But beyond that, cinematic art is often the product of sheer good luck. After the success of Snow White in 1937, the Disney Studio launched three projects simultaneously: Pinocchio, Fantasia and Bambi. When the latter’s production was undermined by an animators’ strike in 1941, the studio rushed through a cheap feature to keep finances afloat, a cartoon barely an hour long: Dumbo. Not only was this quick option considerably more successful than Bambi at the box office, its character animation and unusual willingness to embrace the Dali-esque surreal cemented it as an unexpectedly great work, even if it was designed purely for profit. Snow White itself, of course, was not expected to be a hit, but without it modern cinema would not exist. An even more salient example from around the same time is Casablanca: the Epstein brothers wrote a part of the script, Howard Koch did 30 pages focusing on politics, and yet another writer, encouraged by the director, tweaked it to focus on romance. The result of this desperate, disparate, rushed mishmash of ideas was one of the most beloved films of all time.
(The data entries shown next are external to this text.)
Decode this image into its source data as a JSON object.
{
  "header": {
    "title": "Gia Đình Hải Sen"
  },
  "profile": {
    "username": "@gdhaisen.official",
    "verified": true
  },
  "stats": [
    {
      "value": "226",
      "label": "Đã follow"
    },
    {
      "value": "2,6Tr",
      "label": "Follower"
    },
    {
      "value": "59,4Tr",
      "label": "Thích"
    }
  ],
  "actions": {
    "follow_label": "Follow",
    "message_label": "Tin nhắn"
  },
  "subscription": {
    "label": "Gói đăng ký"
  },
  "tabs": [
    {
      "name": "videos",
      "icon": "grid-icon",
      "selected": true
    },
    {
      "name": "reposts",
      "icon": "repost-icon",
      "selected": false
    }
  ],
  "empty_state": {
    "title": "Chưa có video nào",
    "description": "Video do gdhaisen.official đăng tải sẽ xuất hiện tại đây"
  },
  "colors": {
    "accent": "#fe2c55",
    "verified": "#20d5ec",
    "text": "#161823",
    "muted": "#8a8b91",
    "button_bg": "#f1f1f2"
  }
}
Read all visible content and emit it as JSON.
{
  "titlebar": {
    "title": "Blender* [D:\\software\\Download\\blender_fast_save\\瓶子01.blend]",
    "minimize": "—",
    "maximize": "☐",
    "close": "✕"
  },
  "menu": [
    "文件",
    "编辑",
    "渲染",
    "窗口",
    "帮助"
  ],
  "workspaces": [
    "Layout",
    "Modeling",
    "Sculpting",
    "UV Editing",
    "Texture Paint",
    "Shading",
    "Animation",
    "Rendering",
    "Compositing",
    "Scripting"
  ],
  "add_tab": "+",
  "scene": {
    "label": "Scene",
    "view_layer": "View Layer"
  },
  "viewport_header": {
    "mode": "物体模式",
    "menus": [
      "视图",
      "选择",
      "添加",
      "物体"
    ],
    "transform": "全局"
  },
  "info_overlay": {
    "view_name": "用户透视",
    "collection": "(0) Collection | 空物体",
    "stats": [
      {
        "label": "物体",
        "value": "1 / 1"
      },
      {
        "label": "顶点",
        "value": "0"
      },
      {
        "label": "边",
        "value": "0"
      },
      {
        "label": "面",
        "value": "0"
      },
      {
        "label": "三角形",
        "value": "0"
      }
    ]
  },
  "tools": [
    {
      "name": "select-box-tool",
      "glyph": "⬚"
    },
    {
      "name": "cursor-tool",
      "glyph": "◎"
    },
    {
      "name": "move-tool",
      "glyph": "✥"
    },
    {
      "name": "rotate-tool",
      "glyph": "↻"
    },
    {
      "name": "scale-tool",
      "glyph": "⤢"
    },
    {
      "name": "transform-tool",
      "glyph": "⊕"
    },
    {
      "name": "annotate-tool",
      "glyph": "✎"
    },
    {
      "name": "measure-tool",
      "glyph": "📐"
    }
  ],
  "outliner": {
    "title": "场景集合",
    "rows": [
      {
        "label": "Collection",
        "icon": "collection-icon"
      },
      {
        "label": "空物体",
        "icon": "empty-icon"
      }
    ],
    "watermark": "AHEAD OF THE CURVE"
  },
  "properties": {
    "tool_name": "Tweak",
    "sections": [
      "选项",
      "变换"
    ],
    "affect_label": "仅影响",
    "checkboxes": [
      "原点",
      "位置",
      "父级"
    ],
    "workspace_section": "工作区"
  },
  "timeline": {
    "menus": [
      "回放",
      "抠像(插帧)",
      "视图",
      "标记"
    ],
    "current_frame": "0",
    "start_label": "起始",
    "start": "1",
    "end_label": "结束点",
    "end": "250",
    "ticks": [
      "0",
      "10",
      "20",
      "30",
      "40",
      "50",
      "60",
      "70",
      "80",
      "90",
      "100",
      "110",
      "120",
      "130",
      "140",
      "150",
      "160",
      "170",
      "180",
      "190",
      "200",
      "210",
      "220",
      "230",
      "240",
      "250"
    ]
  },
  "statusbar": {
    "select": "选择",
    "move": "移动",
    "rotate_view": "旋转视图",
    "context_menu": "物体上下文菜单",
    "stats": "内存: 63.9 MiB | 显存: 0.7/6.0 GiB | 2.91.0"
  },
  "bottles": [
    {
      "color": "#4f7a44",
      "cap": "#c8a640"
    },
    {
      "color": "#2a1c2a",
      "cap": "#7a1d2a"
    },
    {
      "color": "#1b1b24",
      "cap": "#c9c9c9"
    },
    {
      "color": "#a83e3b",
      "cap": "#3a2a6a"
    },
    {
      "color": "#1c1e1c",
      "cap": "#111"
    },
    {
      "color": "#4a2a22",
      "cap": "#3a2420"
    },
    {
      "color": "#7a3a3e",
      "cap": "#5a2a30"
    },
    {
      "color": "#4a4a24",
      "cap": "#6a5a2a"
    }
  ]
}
Film is uniquely well-suited to this understanding of art as accidental, as collaborative, as an improvisation rather than a clear vision. It is the business of ad hoc storytelling; it is the last minute essay crisis (or, metatextually, the last minute, ah, article crisis) as an art form. Although it is customary to try to pin a work of art to one great mind, the case is often a mix of great minds who don’t quite know what they’re doing, but are trying – and sometimes, when the context is right, perform magic. One last example, perhaps: Frozen was intended as a Tangled-style version of The Snow Queen. It’s easy to look at it in hindsight and view it as a feminist, Wicked-style reinvention of a fairy tale, complete with Idina Menzel; in actuality, Elsa was always intended to be the antagonist, but in a rather piecemeal fashion, the writers tried to flesh out her character more and more. That the film is now remembered for a feminist antiheroine, and indeed a rallying cry of championing queerness, was not intended at all. It was the result of redrafting the original notion and the influence of others – and is all the better for it.